Nanoelectronics

Basque researchers turn light upside down February 23rd, 2018

Graphene on toast, anyone? Rice University scientists create patterned graphene onto food, paper, cloth, cardboard February 13th, 2018

Vanadium dioxyde: A revolutionary material for tomorrow's electronics: Phase-chance switch can now be performed at higher temperatures February 5th, 2018

Measuring the temperature of two-dimensional materials at the atomic level February 3rd, 2018

Materials/Metamaterials

Basque researchers turn light upside down February 23rd, 2018

Atomic structure of ultrasound material not what anyone expected February 21st, 2018

Rutgers-Led Innovation Could Spur Faster, Cheaper, Nano-Based Manufacturing: Scalable and cost-effective manufacturing of thin film devices February 14th, 2018

Graphene on toast, anyone? Rice University scientists create patterned graphene onto food, paper, cloth, cardboard February 13th, 2018

Announcements

Basque researchers turn light upside down February 23rd, 2018
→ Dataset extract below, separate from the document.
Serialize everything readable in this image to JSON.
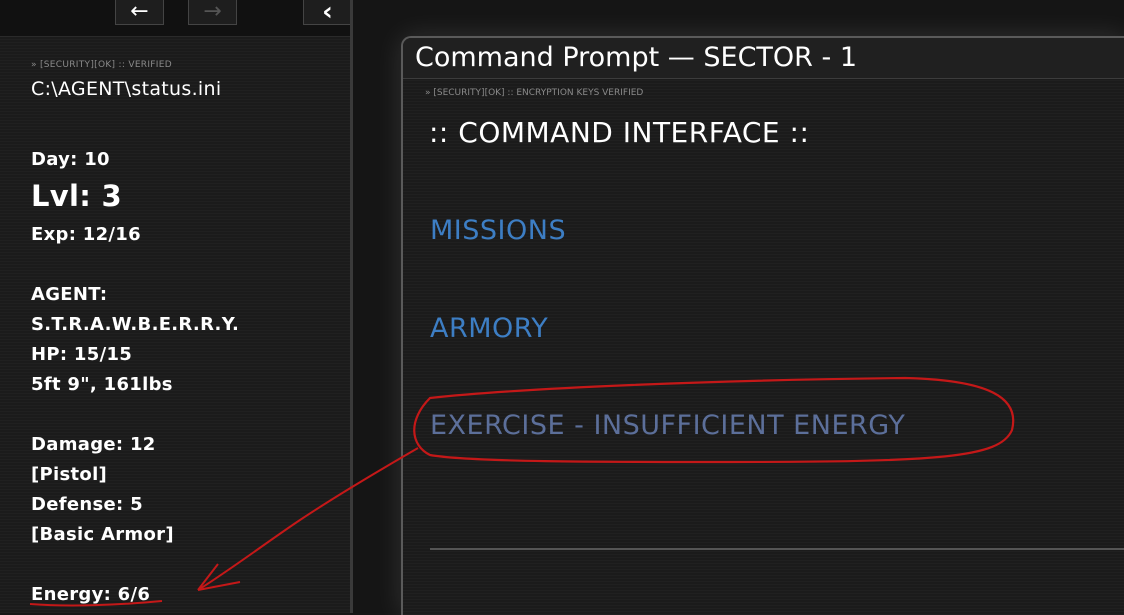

Stiffness matters February 23rd, 2018

Histology in 3-D: New staining method enables Nano-CT imaging of tissue samples February 22nd, 2018

Developing reliable quantum computers February 22nd, 2018

NanoNews-Digest
The latest news from around the world, FREE



  Premium Products
NanoNews-Custom
Only the news you want to read!
 Learn More
NanoStrategies
Full-service, expert consulting
 Learn More











ASP
Nanotechnology Now Featured Books




NNN

The Hunger Project